These education costs are hurting more than wallets. Herran mentioned the emotional toll paying for college inflicted. She went on, “It’s very frustrating because I take five classes and I’m working five days a week to do this.” Taking a break to save money is simply out of the question for Herran. Paying out of pocket is making her want to finish school as quickly as possible, “I just want to be done already.” According to the National Center for Education Statistics, the average time it took a 2008 student to earn their bachelor’s degree was 52 months, while bachelor’s degree recipients who postponed immediate postsecondary education took on an average of 80 months to finish. Herran plans on finishing up her undergraduate years by pursuing an undergrad program at Hunter College, the school she had originally planned on attending after getting accepted right out of high school but she says, “I just could not afford it.” Hunter students pay up to $5,100 per semester. Without taking out a loan, this was almost impossible.

Affordability is still an issue for some students, like Wolfe and Herran, even when they are working and going to relatively low-priced community colleges.

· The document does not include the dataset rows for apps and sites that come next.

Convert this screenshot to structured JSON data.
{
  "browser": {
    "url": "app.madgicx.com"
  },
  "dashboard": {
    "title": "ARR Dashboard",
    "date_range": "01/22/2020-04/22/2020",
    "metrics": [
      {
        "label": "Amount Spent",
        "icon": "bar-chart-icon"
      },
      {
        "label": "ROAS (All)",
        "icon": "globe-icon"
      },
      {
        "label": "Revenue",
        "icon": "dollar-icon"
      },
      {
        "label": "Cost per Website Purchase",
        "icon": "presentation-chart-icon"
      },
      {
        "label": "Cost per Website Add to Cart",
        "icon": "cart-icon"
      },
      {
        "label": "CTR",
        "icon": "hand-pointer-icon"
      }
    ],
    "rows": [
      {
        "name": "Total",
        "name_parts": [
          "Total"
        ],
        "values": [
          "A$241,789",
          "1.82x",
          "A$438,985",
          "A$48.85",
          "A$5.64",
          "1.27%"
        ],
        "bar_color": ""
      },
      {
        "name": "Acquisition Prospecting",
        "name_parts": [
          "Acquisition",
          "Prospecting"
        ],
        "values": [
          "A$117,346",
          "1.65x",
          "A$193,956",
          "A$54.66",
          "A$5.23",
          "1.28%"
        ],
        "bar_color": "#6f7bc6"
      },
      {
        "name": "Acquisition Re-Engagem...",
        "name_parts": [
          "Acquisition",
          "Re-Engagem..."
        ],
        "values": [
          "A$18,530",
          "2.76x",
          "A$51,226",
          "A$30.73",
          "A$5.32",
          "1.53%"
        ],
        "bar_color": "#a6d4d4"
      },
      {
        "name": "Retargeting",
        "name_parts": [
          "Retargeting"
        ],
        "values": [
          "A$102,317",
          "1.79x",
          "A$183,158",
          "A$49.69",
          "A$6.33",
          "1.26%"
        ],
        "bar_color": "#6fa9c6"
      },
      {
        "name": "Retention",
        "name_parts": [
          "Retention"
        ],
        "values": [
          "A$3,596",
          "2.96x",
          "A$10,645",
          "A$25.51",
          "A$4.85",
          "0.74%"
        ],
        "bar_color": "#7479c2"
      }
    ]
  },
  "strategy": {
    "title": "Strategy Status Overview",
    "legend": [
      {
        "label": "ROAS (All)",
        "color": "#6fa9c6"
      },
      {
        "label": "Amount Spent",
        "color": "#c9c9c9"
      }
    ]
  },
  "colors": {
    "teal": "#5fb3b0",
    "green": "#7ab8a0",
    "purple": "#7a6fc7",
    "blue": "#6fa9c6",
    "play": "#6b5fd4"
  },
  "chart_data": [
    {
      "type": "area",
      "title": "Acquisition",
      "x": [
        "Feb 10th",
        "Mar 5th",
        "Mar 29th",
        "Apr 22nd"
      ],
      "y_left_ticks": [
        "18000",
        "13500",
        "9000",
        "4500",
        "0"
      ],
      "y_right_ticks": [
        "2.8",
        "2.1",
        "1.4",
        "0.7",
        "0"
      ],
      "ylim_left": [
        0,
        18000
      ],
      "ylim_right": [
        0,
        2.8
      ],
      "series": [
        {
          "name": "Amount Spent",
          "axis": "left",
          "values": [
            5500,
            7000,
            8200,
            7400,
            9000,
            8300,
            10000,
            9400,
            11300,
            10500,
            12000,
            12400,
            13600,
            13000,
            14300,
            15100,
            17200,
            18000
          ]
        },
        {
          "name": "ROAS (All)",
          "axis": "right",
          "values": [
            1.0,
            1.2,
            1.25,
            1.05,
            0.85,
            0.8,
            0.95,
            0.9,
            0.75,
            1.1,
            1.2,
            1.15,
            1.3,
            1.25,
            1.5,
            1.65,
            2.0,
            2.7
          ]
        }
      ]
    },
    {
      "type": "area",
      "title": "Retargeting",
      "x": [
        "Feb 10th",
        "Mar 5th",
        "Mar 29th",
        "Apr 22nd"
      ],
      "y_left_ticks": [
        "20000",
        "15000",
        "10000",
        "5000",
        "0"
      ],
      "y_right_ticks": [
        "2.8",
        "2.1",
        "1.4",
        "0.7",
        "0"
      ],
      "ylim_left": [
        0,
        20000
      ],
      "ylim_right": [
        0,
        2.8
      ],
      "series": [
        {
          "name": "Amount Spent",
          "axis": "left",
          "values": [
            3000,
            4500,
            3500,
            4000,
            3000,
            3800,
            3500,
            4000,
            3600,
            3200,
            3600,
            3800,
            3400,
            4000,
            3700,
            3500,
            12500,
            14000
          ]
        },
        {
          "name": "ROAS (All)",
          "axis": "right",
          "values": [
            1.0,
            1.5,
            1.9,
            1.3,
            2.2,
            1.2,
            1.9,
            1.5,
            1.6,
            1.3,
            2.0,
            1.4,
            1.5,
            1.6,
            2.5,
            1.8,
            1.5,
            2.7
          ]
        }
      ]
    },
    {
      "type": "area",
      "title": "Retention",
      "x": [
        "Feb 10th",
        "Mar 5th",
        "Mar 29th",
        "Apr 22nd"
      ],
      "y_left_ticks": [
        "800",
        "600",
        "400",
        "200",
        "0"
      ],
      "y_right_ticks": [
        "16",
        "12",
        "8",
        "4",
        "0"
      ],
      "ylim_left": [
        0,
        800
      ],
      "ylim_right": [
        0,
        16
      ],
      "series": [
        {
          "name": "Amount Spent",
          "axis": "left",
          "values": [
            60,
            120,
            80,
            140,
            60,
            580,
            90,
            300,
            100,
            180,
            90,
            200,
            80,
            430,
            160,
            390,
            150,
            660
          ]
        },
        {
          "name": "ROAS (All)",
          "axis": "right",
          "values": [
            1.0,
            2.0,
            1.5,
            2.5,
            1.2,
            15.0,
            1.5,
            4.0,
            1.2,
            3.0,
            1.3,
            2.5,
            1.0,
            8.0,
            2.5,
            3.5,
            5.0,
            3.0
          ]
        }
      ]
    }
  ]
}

College Board economist Sandy Baum questions what unaffordability really means in context to varying school prices and the actual value of education. In “Myth: College Is Unaffordable for All but the Rich” she says, “It is not reasonable to define an ‘affordable’ college education as one for which someone can pay out of pocket at the time of enrollment. College is an investment in the future, paying off in the form of better opportunities.”

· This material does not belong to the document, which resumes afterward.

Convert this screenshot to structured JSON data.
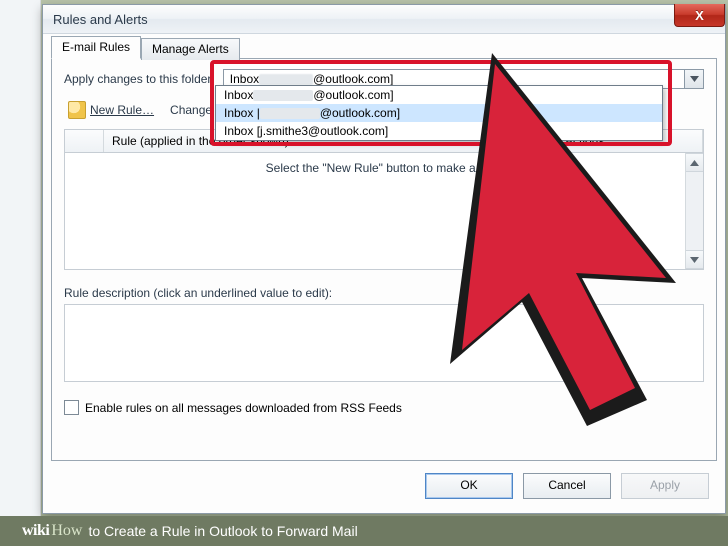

Herran and Wolfe recognize this; both are enrolled in school full-time while working jobs part-time to make this investment. Wolfe goes to school five days a week, four classes, and she works three or two days a week, while Herran also takes four courses and works three to four days a week. Dropping out completely was never an option for either student; they made the decision to take on the financial burden with aspirations. Wolfe wants to become a nurse and Herran a communications major.

Wolfe is now living with just her mother and younger siblings and financial aid covers most of her tuition, minus about $300 she has to pay out of pocket per semester. When she graduates with her associate’s degree, she plans on completing her at a four-year school, hoping to be covered for financial aid. But if she does not qualify for aid, she says she’ll either have to take out a loan, or take even more time off, representing Baum’s observation that as higher education costs rise, “More and more people are choosing—and managing—to pay the price of a college education.”

Baum, Sandy. “Myth: College Is Unaffordable for All but the Rich.” American Council on Education. Spring 2012. http://www.acenet.edu/the-presidency/columns-and-features/Pages/Myth-College-Is-Unaffordable-for-All-but-the-Rich.aspx

Data Points. American Association of Community Colleges. October 2013. http://www.aacc.nche.edu/Publications/datapoints/Documents/Enrollment_102413.pdf
Garrett, Daniel, Andrew Gillen, and Jonathan Robe. “Net Tuition and Net Price Trends in the United States.” Center for College Affordability and Productivity. http://centerforcollegeaffordability.org/uploads/Net_Tuition_Trends_2011.pdf
“Trends for 2012: Trend One, College is Becoming Unaffordable.” Lawlor Intelligent marketing Solutions for Education. The Lawlor Group, 2013. http://www.thelawlorgroup.com/pov/more-intelligence/lawlor-trends-2012-trend-one
Chart from NY Times article “College May Become Unaffordable for Most in U.S.” by Tamar Lewin. http://www.nytimes.com/2008/12/03/education/03college.html?_r=1&